Algae Bioenergy Solutions Inc., has been producing algae for six months in a warehouse on Bettis Academy Road, perfecting its process before expanding to a $1.4 million operation.
According to Chuck Pardue, the company’s president, oil can be extracted from the algae and turned into biodiesel. The company is growing algae in 1,800-gallon vats under LED lights. When the algae is mature, the vats are set out to evaporate and the algae residue is scraped out and dried for extraction.
The company is taking things one step at a time, Pardue said, and now that they know they can grow the algae they are moving on to perfect the drying and extraction processes.
“Ultimately, we’d like to replace soybean oil altogether,” he said.
The cost to produce the product has decreased significantly. Three years ago, it cost $500 per ton of algae to extract the oil. Today, the cost is about $10 per ton.
“That’s going to be the key, keeping the cost down,” Pardue said.
Algae grows by consuming carbon dioxide and nutrients and produces oxygen as a byproduct. Algae Bioengery Solutions believes there is great potential in working with industrial companies to turn their carbon dioxide waste into oxygen while feeding the algae and producing green energy.

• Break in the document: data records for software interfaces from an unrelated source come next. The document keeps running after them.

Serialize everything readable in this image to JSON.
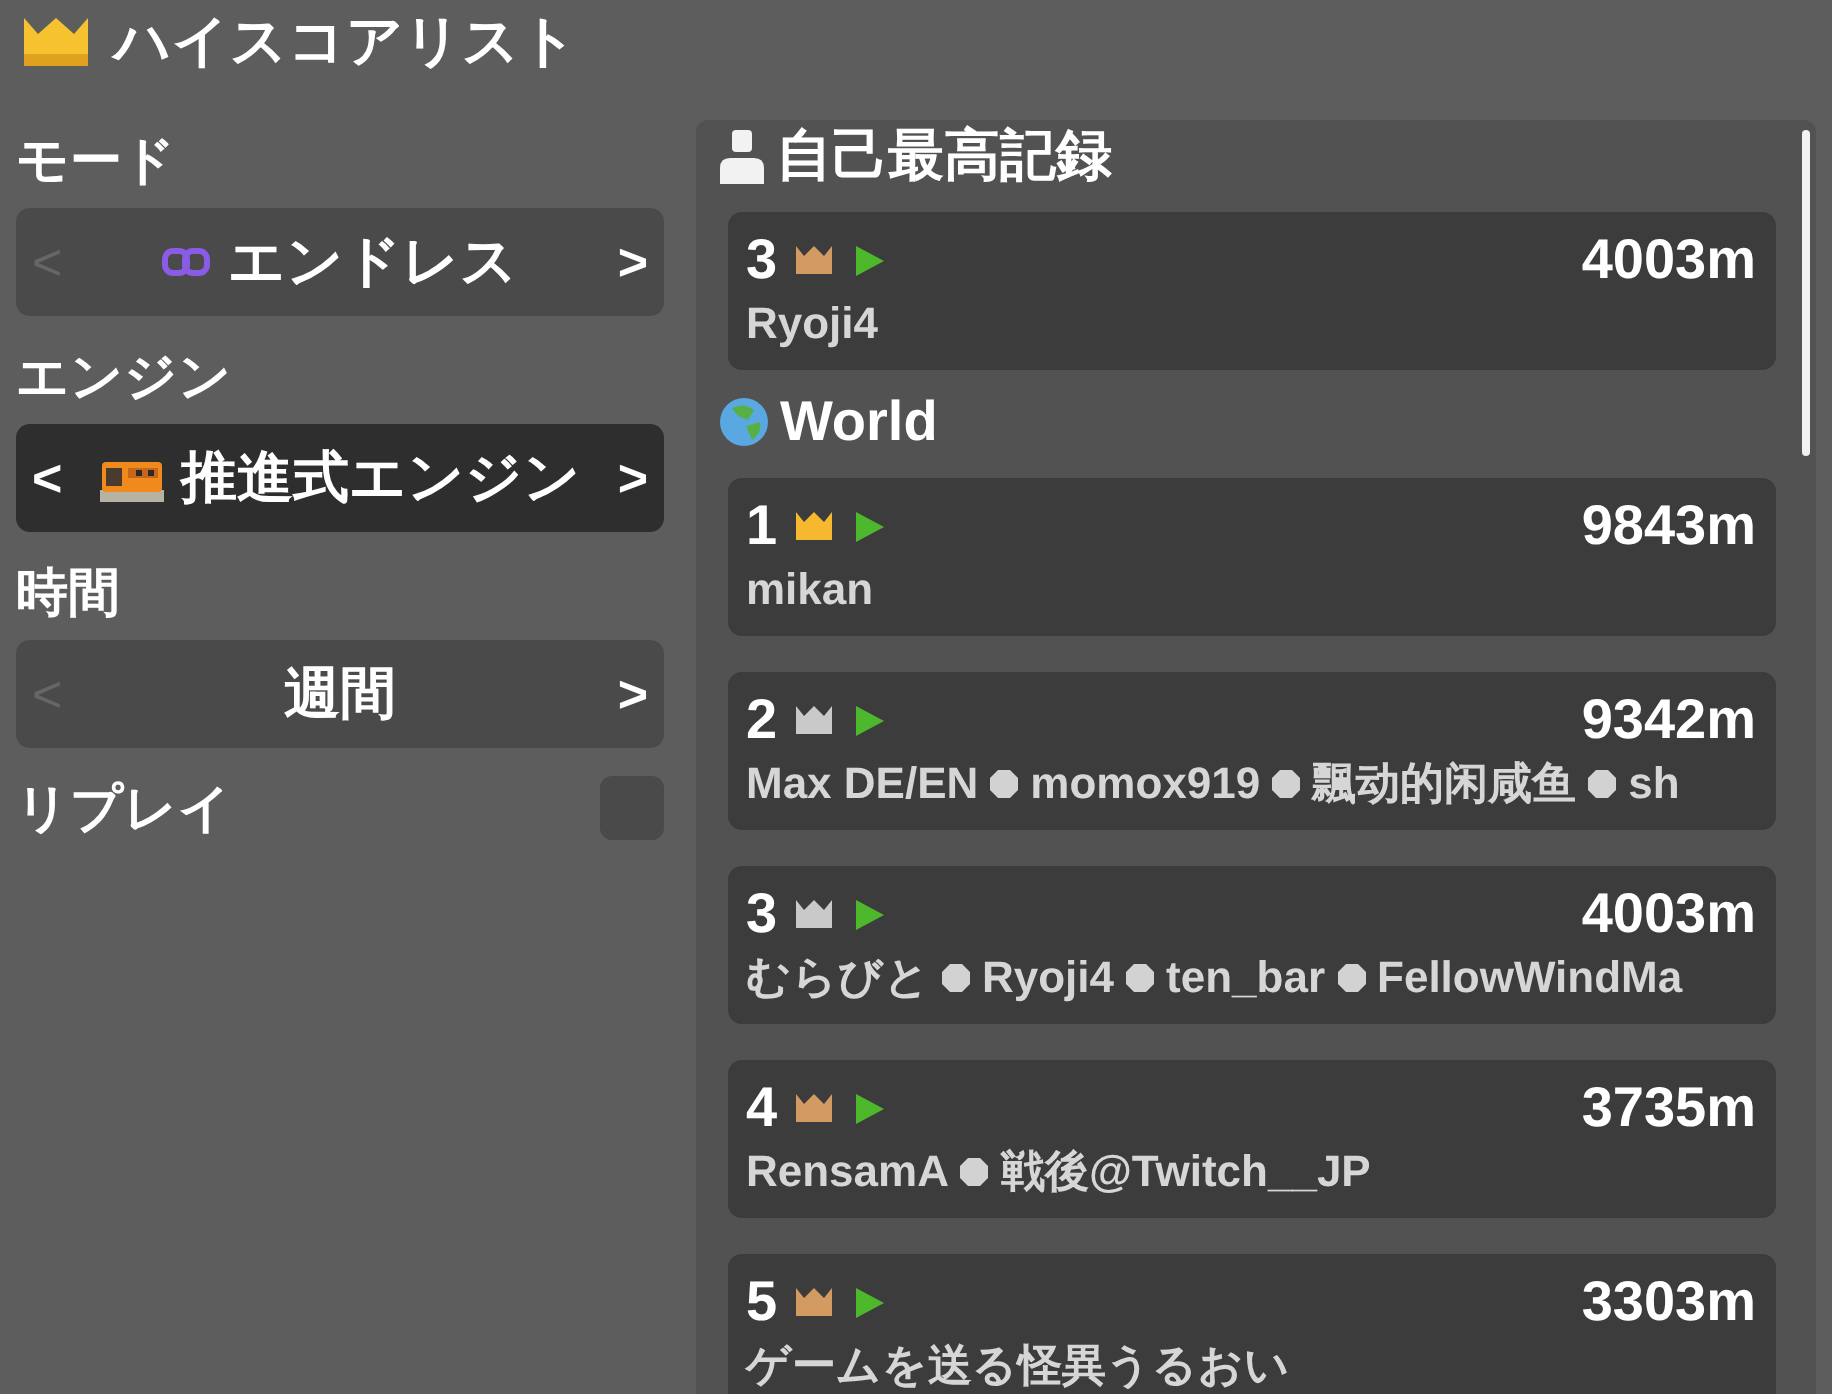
{
  "window": {
    "title": "ハイスコアリスト"
  },
  "settings": [
    {
      "kind": "heading",
      "label": "モード"
    },
    {
      "kind": "mode",
      "value": "エンドレス",
      "prev": {
        "label": "<",
        "disabled": true
      },
      "next": {
        "label": ">",
        "disabled": false
      },
      "focused": false
    },
    {
      "kind": "heading",
      "label": "エンジン"
    },
    {
      "kind": "engine",
      "value": "推進式エンジン",
      "prev": {
        "label": "<",
        "disabled": false
      },
      "next": {
        "label": ">",
        "disabled": false
      },
      "focused": true
    },
    {
      "kind": "heading",
      "label": "時間"
    },
    {
      "kind": "period",
      "value": "週間",
      "prev": {
        "label": "<",
        "disabled": true
      },
      "next": {
        "label": ">",
        "disabled": false
      },
      "focused": false
    },
    {
      "kind": "toggle",
      "label": "リプレイ",
      "checked": false
    }
  ],
  "sections": [
    {
      "kind": "personal",
      "title": "自己最高記録",
      "entries": [
        {
          "rank": "3",
          "color": "#d39a62",
          "distance": "4003m",
          "players": [
            "Ryoji4"
          ]
        }
      ]
    },
    {
      "kind": "world",
      "title": "World",
      "entries": [
        {
          "rank": "1",
          "color": "#f5b82e",
          "distance": "9843m",
          "players": [
            "mikan"
          ]
        },
        {
          "rank": "2",
          "color": "#c9c9c9",
          "distance": "9342m",
          "players": [
            "Max DE/EN",
            "momox919",
            "飄动的闲咸鱼",
            "sh"
          ]
        },
        {
          "rank": "3",
          "color": "#c9c9c9",
          "distance": "4003m",
          "players": [
            "むらびと",
            "Ryoji4",
            "ten_bar",
            "FellowWindMa"
          ]
        },
        {
          "rank": "4",
          "color": "#d39a62",
          "distance": "3735m",
          "players": [
            "RensamA",
            "戦後@Twitch__JP"
          ]
        },
        {
          "rank": "5",
          "color": "#d39a62",
          "distance": "3303m",
          "players": [
            "ゲームを送る怪異うるおい"
          ]
        }
      ]
    }
  ]
}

Pardue is an attorney, specializing in military law, and energy independence is something he believes in strongly.
“It’s going to reduce the cause of a lot of the major wars,” he said. “Rather than just complaining, we’re doing something about it.”
The company will receive some tax credits and incentives from the government, and the Navy is a major supporter of the industry, but Pardue said the company wants to try for self-sufficiency as much as possible.
“We want to do this completely free of subsidies in order to be truly sustainable,” he said.